A famous lake, Vembanad is the longest lake in the state and also one of the largest in the country. Canals and streams pour into Vembanad lake from all over, prolonging its length and making it a coveted waterbody for rowing, boating, shikaras as well as picnics. There are islands in the lake, villages settled by it banks and each call the lake by a different name depending on their dialect. Most backwater tours in Alleppey drain in this lake. You end up boating your way here and parking your houseboat on a quiet bank to just chill. Vallam Kali or the Annual Snake Boat Race takes place here in August, and this is a fun time to enjoy local culture.
Imagine a hamlet of lush green fields, of paddies and palm trees and coconut trees… that’s Champakulam.

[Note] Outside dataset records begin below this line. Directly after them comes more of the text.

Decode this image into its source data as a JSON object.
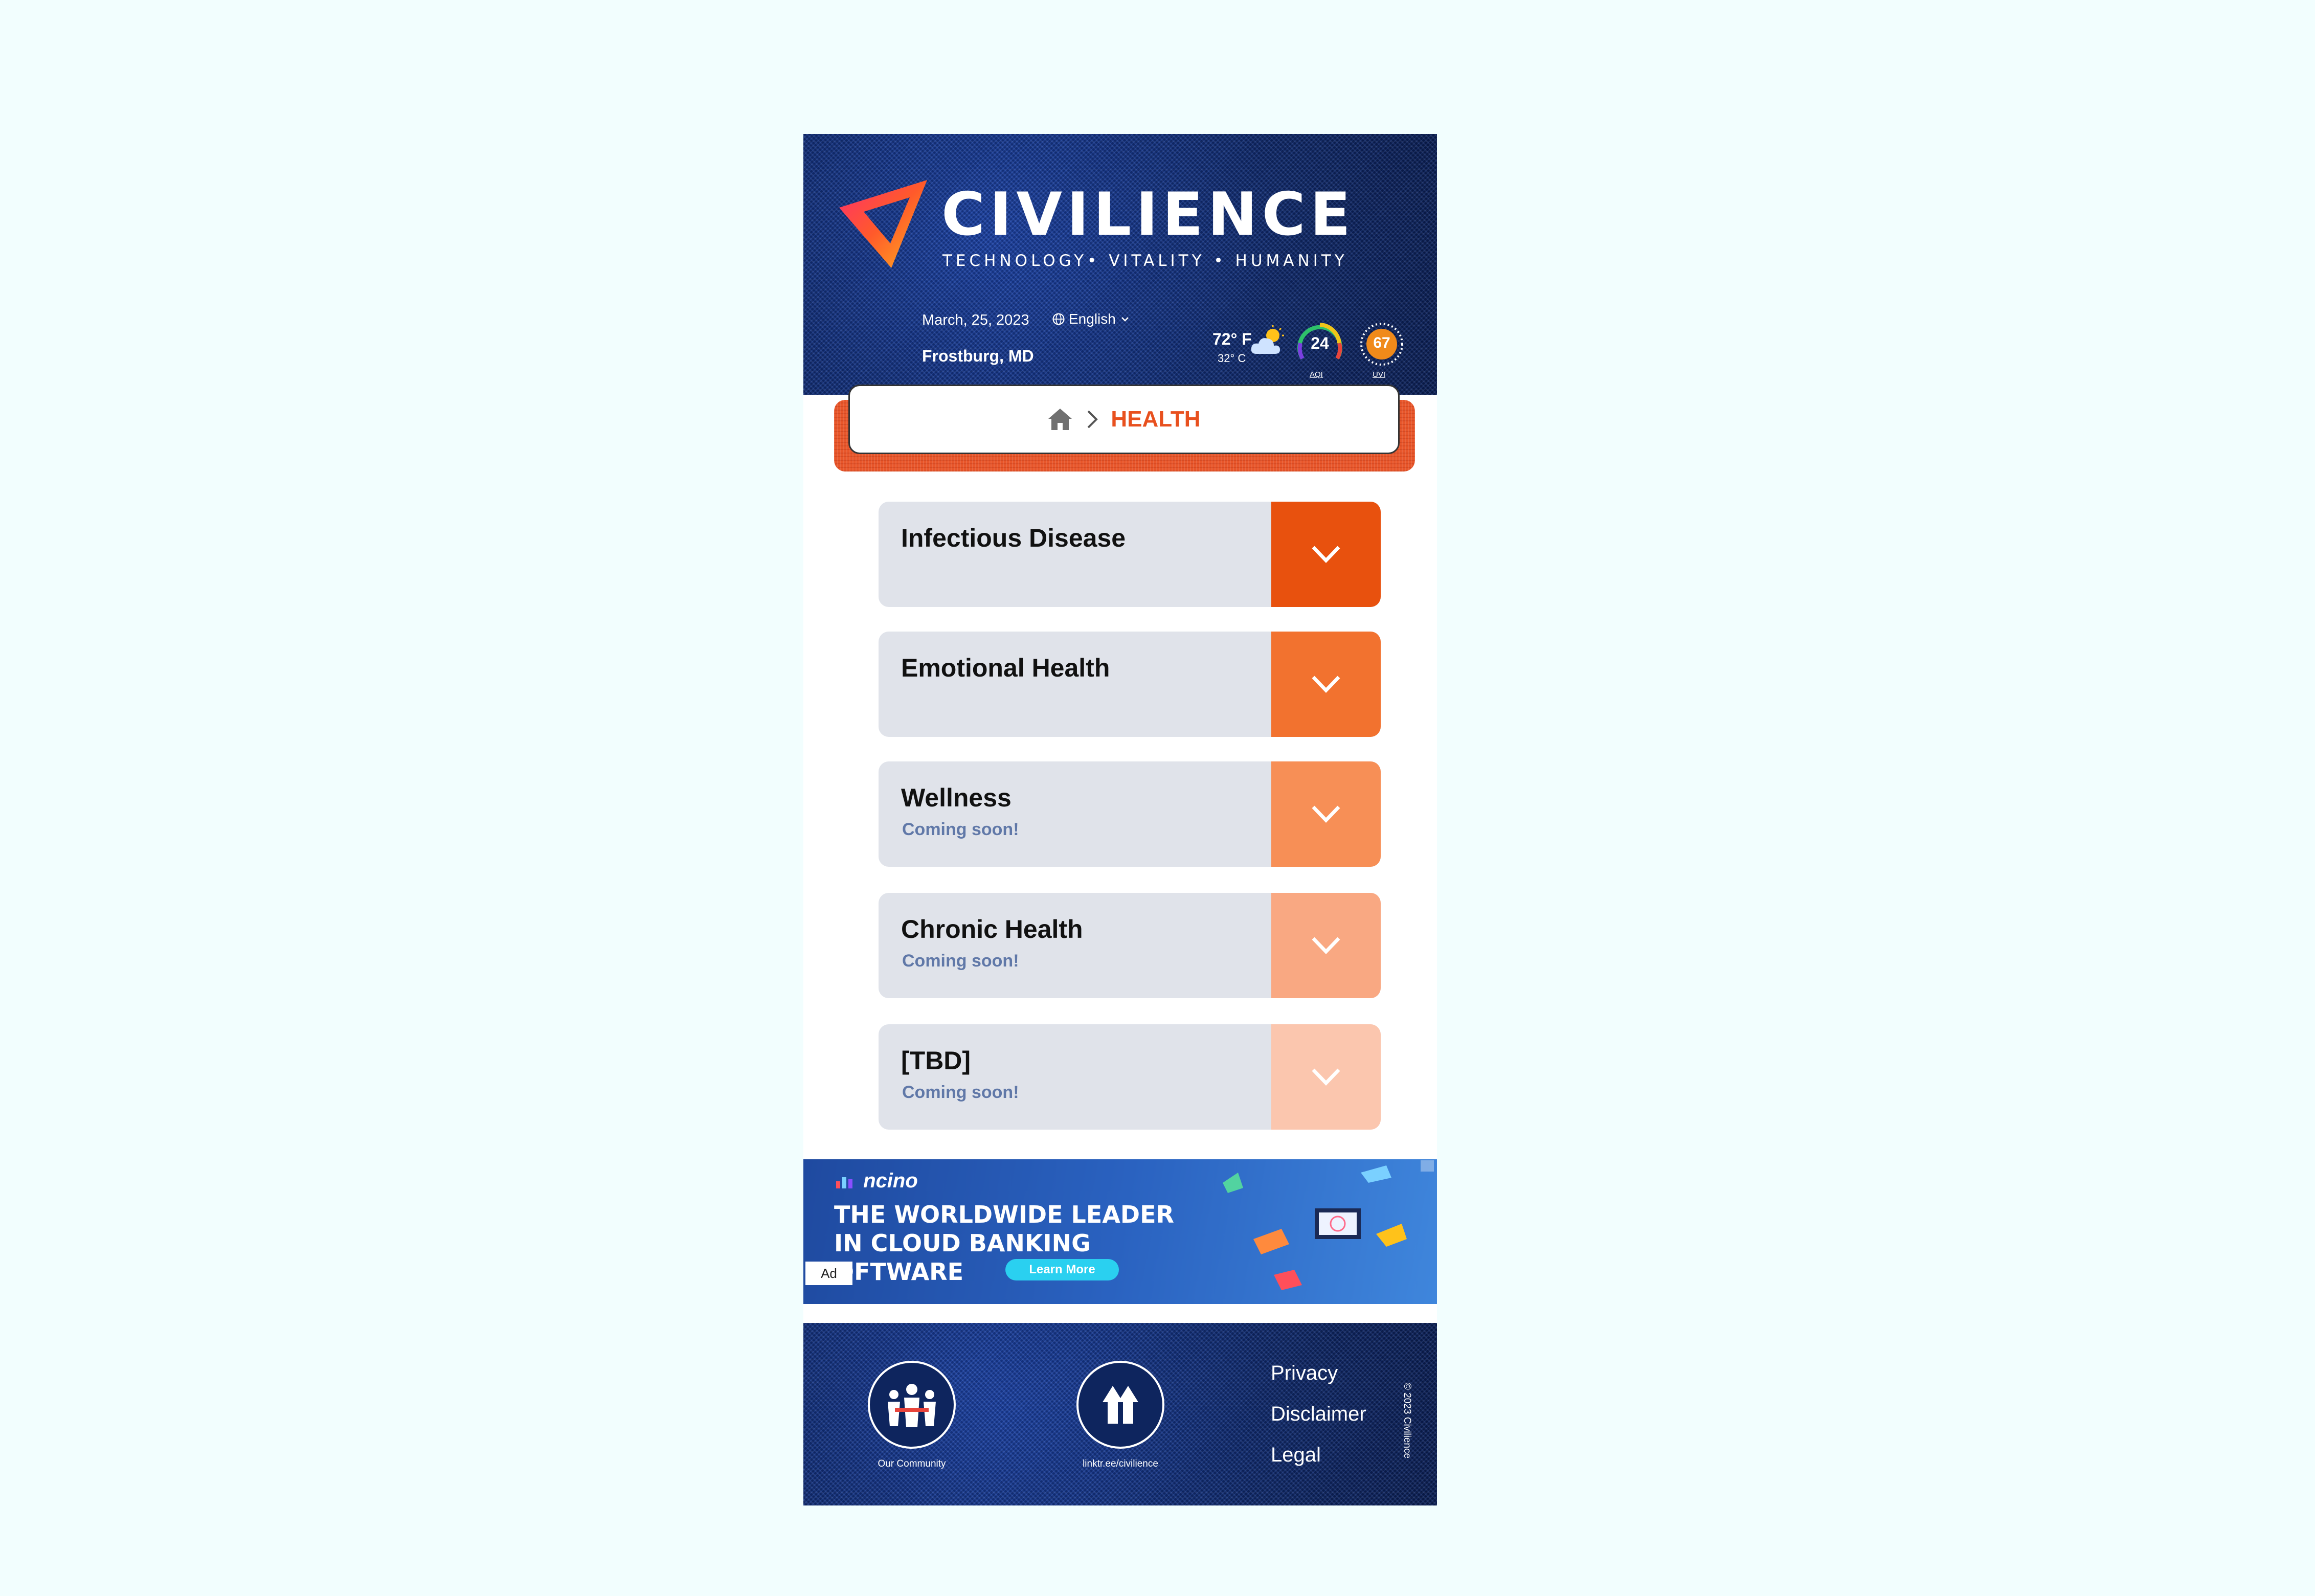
{
  "header": {
    "brand": "CIVILIENCE",
    "tagline": "TECHNOLOGY• VITALITY • HUMANITY",
    "date": "March, 25, 2023",
    "language": "English",
    "location": "Frostburg, MD",
    "temp_f": "72° F",
    "temp_c": "32° C",
    "aqi_value": "24",
    "aqi_label": "AQI",
    "uv_value": "67",
    "uv_label": "UVI"
  },
  "breadcrumb": {
    "current": "HEALTH"
  },
  "categories": [
    {
      "title": "Infectious Disease",
      "subtitle": "",
      "color": "#e8510e"
    },
    {
      "title": "Emotional Health",
      "subtitle": "",
      "color": "#f2722f"
    },
    {
      "title": "Wellness",
      "subtitle": "Coming soon!",
      "color": "#f78f56"
    },
    {
      "title": "Chronic Health",
      "subtitle": "Coming soon!",
      "color": "#f9a882"
    },
    {
      "title": "[TBD]",
      "subtitle": "Coming soon!",
      "color": "#fbc6ae"
    }
  ],
  "ad": {
    "brand": "ncino",
    "headline_1": "THE WORLDWIDE LEADER",
    "headline_2": "IN CLOUD BANKING",
    "headline_3": "OFTWARE",
    "cta": "Learn More",
    "tag": "Ad"
  },
  "footer": {
    "community_label": "Our Community",
    "linktree_label": "linktr.ee/civilience",
    "links": [
      "Privacy",
      "Disclaimer",
      "Legal"
    ],
    "copyright": "© 2023 Civilience"
  },
  "colors": {
    "accent": "#e8501e",
    "navy": "#12307a",
    "card": "#e0e3ea",
    "subtext": "#6078a8"
  }
}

An authentic rustic Kerala village. You must explore this little quaint place on a weekend and enjoy a tour around Champakulam Church, or if you are there during the Moolam Boat Race then witness this fun event. Pampa river flows through the village and is a picturesque paradise.
Kayamkulam Lake was once upon a time a lake. Now it is a lagoon, because the authorities broke the barrier and let the sea flow in to create a fishing harbour. As a result, Kayamkulam became a lagoon of Arabian Sea. And what a beautiful lagoon it is! Tourists, fishermen, locals… all out and about doing their day’s chores. Bird watchers also flock here to see exotic birds fly in, while cycling tracks and recreation rooms add to the charm of the sidewalk. You can also visit the Adventure zone, Tsunami Museum, Boardwalk etc.
Kumarakom Bird Sanctuary
This is a very famous bird sanctuary, not only in Kerala but in all of South India. Kumarakom Bird Sanctuary is sprawled over 14 acres and is kissed by the bank of Lake Vembanad. Birds of different types and species flock here, from egret to Siberian stork, golden woodpecker to heron and teal and darter. They fly from as far as Siberia sometimes. The best time to visit for bird-watching is winter time — November to February.
A real tourist haunt in Alleppey, Mullakal Street is a market that is visited by almost all those who come to town. It is known for its shops selling gold and silver wares, utensils, wood boxes, handicrafts, bags and carpets. The incenses here are also pretty great, and picked up by almost all tourists as souvenirs. The best part is, the shops here are open from early in the morning to very late in the night. So as tourists, you get to make the best of your whole day!